- Keep your product in stock. Going out of stock will effect your Amazon search ranking, so be sure to keep a close eye on your inventory numbers.
- Reinvest your profits. This is a business, not your personal piggy bank–you’ve got to think long term.
- Focus on customer service. If there is a problem, take care of it IMMEDIATELY. If you neglect a customer complaint, Amazon will hate you. Period.
- Research new products once you’re having success and expand your product line.
- Reviews, reviews, reviews, I can’t state this enough.
- Use Amazon PPC to boost the sales of already successful products.
- Once the workload becomes too much, hire a virtual assistant. This way you can focus on growing your business instead of working within it.
- Be mindful of your cash flow and only take on debt if absolutely necessary for growth.
- TAKE ACTION! Yeah, I’ve said it a million times by now, but there isn’t anyone doing 6-figures on Amazon who didn’t first work their tail off to get themselves established. Just keep taking consistent action, and you too may find yourself on the side of a mountain or fishing in Alaska with the sales pouring in and not a care in the world.
If you’d like a more detailed, ‘over-my-shoulder’ view of how I launched and grew my e-commerce business from scratch, make sure you watch this quick video I put together for you.
So if there is one thing you take away from this, it’s not that I’m special or have some mutant DNA (although the thought of that is pretty cool). It’s that I simply took action on the opportunities surrounding me. There is no perfect business model.
And there are opportunities EVERYWHERE.
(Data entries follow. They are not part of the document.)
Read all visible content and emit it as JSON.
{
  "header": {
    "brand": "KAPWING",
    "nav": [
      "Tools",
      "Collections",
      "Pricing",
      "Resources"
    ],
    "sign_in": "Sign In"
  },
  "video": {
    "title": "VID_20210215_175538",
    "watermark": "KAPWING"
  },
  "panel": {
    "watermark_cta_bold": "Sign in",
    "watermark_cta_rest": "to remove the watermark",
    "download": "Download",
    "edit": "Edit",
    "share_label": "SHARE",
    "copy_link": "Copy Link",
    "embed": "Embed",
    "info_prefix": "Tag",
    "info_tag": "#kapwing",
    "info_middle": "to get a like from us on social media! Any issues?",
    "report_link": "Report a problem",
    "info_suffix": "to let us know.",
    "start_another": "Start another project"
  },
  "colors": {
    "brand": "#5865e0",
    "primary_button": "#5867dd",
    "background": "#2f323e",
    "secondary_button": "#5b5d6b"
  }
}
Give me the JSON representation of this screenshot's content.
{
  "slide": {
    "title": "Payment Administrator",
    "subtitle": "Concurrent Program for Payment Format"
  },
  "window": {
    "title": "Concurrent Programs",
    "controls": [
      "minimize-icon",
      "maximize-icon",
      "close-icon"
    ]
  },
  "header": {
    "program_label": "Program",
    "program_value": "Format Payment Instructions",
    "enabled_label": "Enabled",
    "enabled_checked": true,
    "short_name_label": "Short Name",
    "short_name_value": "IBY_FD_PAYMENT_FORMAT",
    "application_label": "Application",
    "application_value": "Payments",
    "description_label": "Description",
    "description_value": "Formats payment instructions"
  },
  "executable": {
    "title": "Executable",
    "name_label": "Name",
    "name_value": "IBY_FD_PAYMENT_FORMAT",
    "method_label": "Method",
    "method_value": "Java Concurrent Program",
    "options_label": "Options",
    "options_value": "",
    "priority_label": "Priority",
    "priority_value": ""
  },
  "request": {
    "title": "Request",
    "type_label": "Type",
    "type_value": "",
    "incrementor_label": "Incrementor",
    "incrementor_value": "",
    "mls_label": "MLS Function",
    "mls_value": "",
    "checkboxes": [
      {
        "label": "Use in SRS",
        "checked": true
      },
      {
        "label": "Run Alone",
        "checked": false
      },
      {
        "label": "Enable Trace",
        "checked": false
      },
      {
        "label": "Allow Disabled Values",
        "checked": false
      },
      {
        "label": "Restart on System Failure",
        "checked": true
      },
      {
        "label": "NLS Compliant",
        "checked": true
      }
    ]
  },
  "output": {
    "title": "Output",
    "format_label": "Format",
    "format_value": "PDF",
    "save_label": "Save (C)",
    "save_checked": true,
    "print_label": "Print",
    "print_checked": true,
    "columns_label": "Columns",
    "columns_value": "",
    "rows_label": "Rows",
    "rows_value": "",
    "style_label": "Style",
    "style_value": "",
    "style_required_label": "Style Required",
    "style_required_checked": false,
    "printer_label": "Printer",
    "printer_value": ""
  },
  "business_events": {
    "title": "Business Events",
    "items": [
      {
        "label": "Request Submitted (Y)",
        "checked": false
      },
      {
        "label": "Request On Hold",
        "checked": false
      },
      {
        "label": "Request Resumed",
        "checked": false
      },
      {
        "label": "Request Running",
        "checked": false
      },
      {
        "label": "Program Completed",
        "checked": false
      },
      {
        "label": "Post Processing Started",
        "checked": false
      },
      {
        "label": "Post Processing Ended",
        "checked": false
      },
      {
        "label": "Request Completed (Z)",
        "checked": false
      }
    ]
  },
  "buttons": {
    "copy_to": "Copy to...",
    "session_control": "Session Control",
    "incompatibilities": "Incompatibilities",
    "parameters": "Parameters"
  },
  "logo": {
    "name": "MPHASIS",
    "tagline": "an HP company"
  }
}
Sure, I’m a bit of a workaholic, but if I can pull this off while working 60+ hours a week while in my medical residency, then I know anybody can be successful with this too!
So get out out there, and DO IT.